◆ Task goal:
Filter the records, keeping every line that has the string "placeholder".

◆ Information supplied:
= Beginning of Section =
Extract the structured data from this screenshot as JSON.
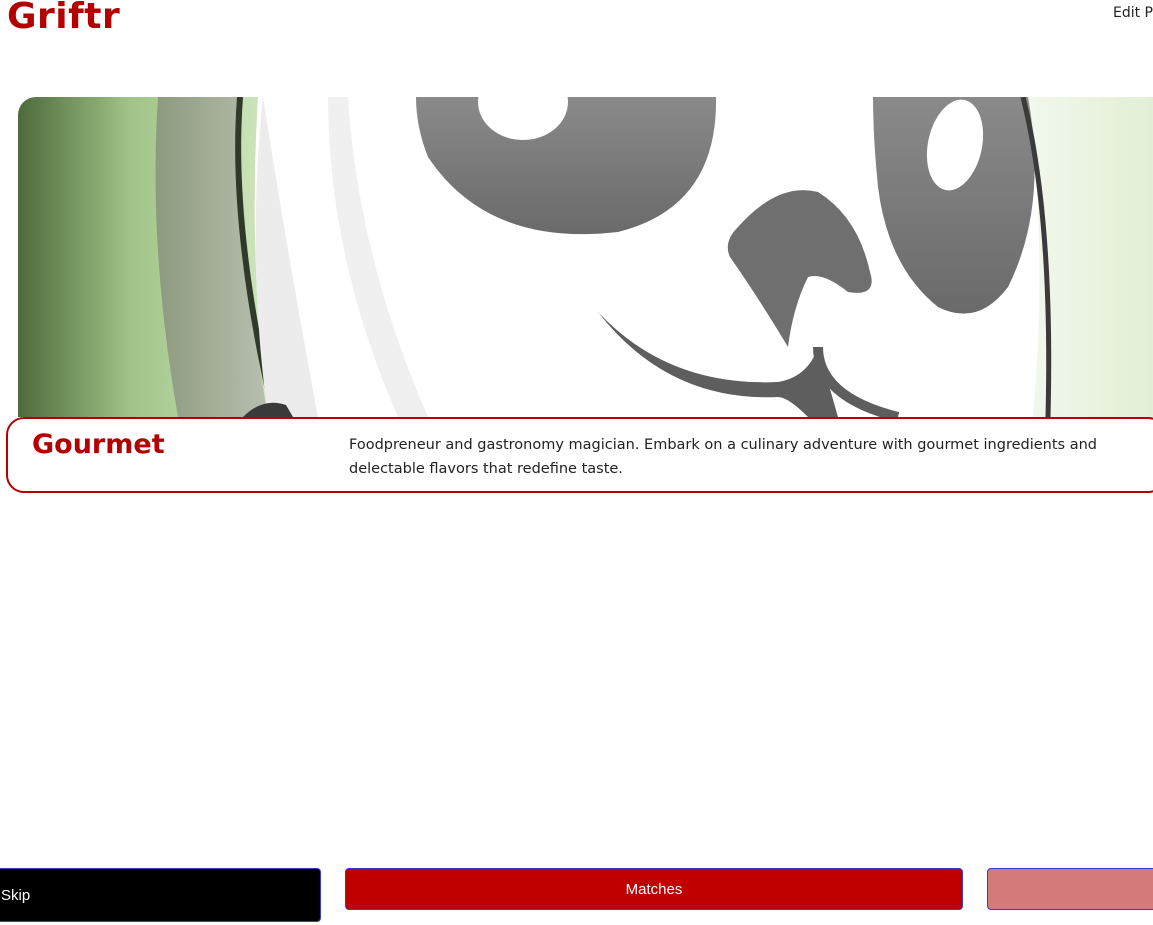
{
  "header": {
    "brand": "Griftr",
    "edit_link": "Edit P"
  },
  "hero": {
    "image_subject": "cartoon-panda-face"
  },
  "profile_card": {
    "name": "Gourmet",
    "description": "Foodpreneur and gastronomy magician. Embark on a culinary adventure with gourmet ingredients and delectable flavors that redefine taste."
  },
  "actions": {
    "skip_label": "Skip",
    "matches_label": "Matches",
    "third_label": ""
  },
  "colors": {
    "brand": "#b30000",
    "matches_button": "#c00000",
    "skip_button": "#000000",
    "third_button": "#d47a7a"
  }
}
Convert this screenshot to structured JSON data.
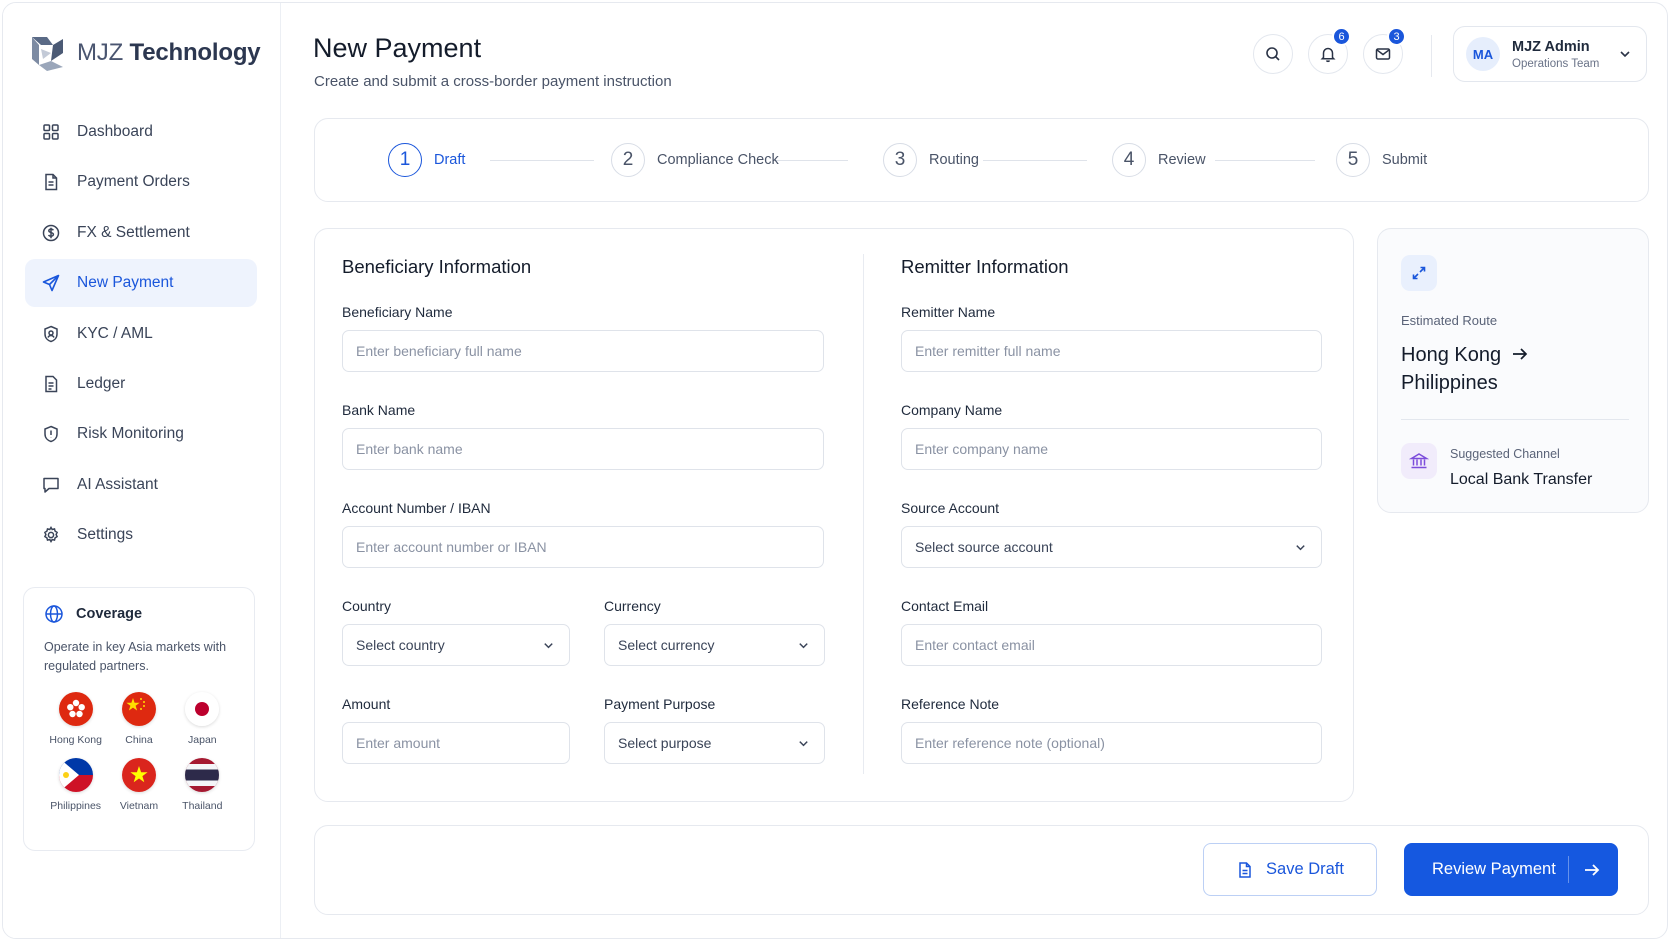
{
  "brand": {
    "prefix": "MJZ",
    "name": "Technology"
  },
  "sidebar": {
    "items": [
      {
        "label": "Dashboard",
        "icon": "grid-icon"
      },
      {
        "label": "Payment Orders",
        "icon": "document-icon"
      },
      {
        "label": "FX & Settlement",
        "icon": "dollar-circle-icon"
      },
      {
        "label": "New Payment",
        "icon": "send-icon",
        "active": true
      },
      {
        "label": "KYC / AML",
        "icon": "shield-icon"
      },
      {
        "label": "Ledger",
        "icon": "ledger-icon"
      },
      {
        "label": "Risk Monitoring",
        "icon": "shield-alert-icon"
      },
      {
        "label": "AI Assistant",
        "icon": "chat-icon"
      },
      {
        "label": "Settings",
        "icon": "gear-icon"
      }
    ],
    "coverage": {
      "title": "Coverage",
      "description": "Operate in key Asia markets with regulated partners.",
      "countries": [
        "Hong Kong",
        "China",
        "Japan",
        "Philippines",
        "Vietnam",
        "Thailand"
      ]
    }
  },
  "header": {
    "title": "New Payment",
    "subtitle": "Create and submit a cross-border payment instruction",
    "notifications_count": "6",
    "messages_count": "3",
    "user": {
      "initials": "MA",
      "name": "MJZ Admin",
      "role": "Operations Team"
    }
  },
  "stepper": {
    "steps": [
      {
        "num": "1",
        "label": "Draft",
        "active": true
      },
      {
        "num": "2",
        "label": "Compliance Check"
      },
      {
        "num": "3",
        "label": "Routing"
      },
      {
        "num": "4",
        "label": "Review"
      },
      {
        "num": "5",
        "label": "Submit"
      }
    ]
  },
  "beneficiary": {
    "title": "Beneficiary Information",
    "name": {
      "label": "Beneficiary Name",
      "placeholder": "Enter beneficiary full name"
    },
    "bank": {
      "label": "Bank Name",
      "placeholder": "Enter bank name"
    },
    "account": {
      "label": "Account Number / IBAN",
      "placeholder": "Enter account number or IBAN"
    },
    "country": {
      "label": "Country",
      "placeholder": "Select country"
    },
    "currency": {
      "label": "Currency",
      "placeholder": "Select currency"
    },
    "amount": {
      "label": "Amount",
      "placeholder": "Enter amount"
    },
    "purpose": {
      "label": "Payment Purpose",
      "placeholder": "Select purpose"
    }
  },
  "remitter": {
    "title": "Remitter Information",
    "name": {
      "label": "Remitter Name",
      "placeholder": "Enter remitter full name"
    },
    "company": {
      "label": "Company Name",
      "placeholder": "Enter company name"
    },
    "source": {
      "label": "Source Account",
      "placeholder": "Select source account"
    },
    "email": {
      "label": "Contact Email",
      "placeholder": "Enter contact email"
    },
    "note": {
      "label": "Reference Note",
      "placeholder": "Enter reference note (optional)"
    }
  },
  "route": {
    "label": "Estimated Route",
    "from": "Hong Kong",
    "to": "Philippines",
    "channel_label": "Suggested Channel",
    "channel_value": "Local Bank Transfer"
  },
  "actions": {
    "save_draft": "Save Draft",
    "review": "Review Payment"
  },
  "colors": {
    "accent": "#1a56db",
    "primary_button": "#1558e0"
  }
}
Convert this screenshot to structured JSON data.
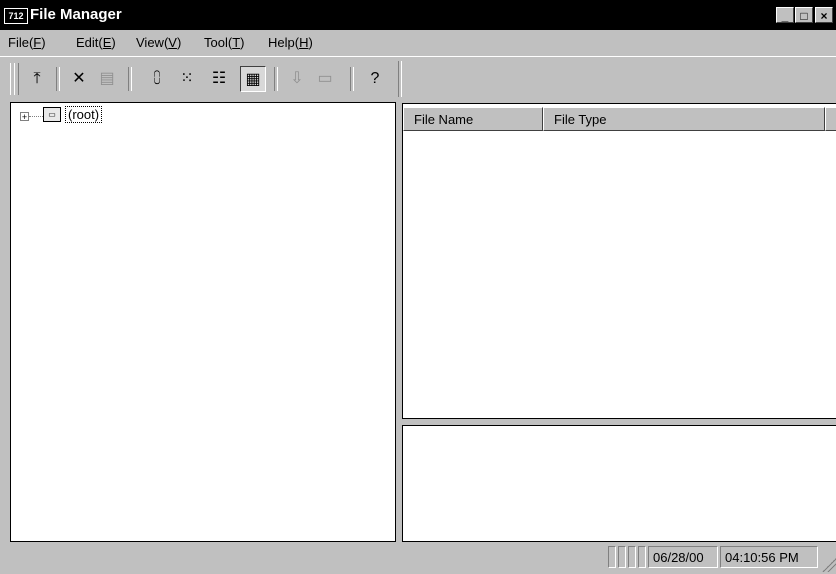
{
  "window": {
    "app_icon_text": "712",
    "title": "File Manager",
    "minimize_symbol": "_",
    "maximize_symbol": "□",
    "close_symbol": "×"
  },
  "menu": {
    "file": {
      "label": "File(",
      "key": "F",
      "close": ")"
    },
    "edit": {
      "label": "Edit(",
      "key": "E",
      "close": ")"
    },
    "view": {
      "label": "View(",
      "key": "V",
      "close": ")"
    },
    "tool": {
      "label": "Tool(",
      "key": "T",
      "close": ")"
    },
    "help": {
      "label": "Help(",
      "key": "H",
      "close": ")"
    }
  },
  "toolbar": {
    "up_folder": "⤒",
    "delete": "✕",
    "properties": "▤",
    "large_icons": "⩇",
    "small_icons": "⁙",
    "list_view": "☷",
    "details_view": "▦",
    "import": "⇩",
    "comment": "▭",
    "help": "?"
  },
  "tree": {
    "expander": "+",
    "root_icon": "▭",
    "root_label": "(root)"
  },
  "list": {
    "columns": [
      "File Name",
      "File Type"
    ]
  },
  "status": {
    "date": "06/28/00",
    "time": "04:10:56 PM"
  }
}
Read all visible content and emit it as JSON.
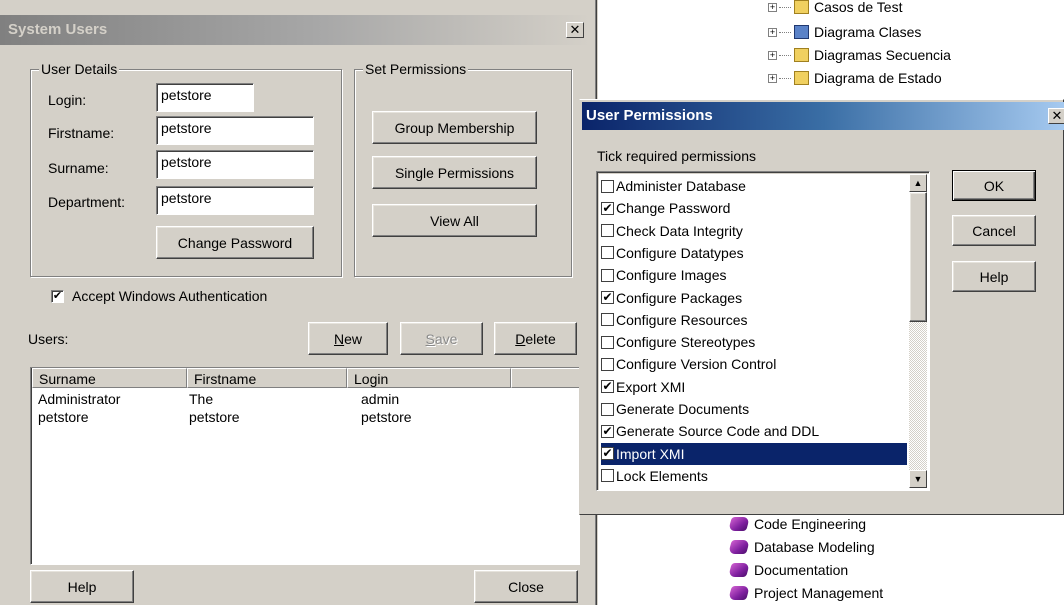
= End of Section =
◆ Answer section:
      "placeholder": "Enter beneficiary full name"
      "placeholder": "Enter bank name"
      "placeholder": "Enter account number or IBAN"
      "placeholder": "Select country"
      "placeholder": "Select currency"
      "placeholder": "Enter amount"
      "placeholder": "Select purpose"
      "placeholder": "Enter remitter full name"
      "placeholder": "Enter company name"
      "placeholder": "Select source account"
      "placeholder": "Enter contact email"
      "placeholder": "Enter reference note (optional)"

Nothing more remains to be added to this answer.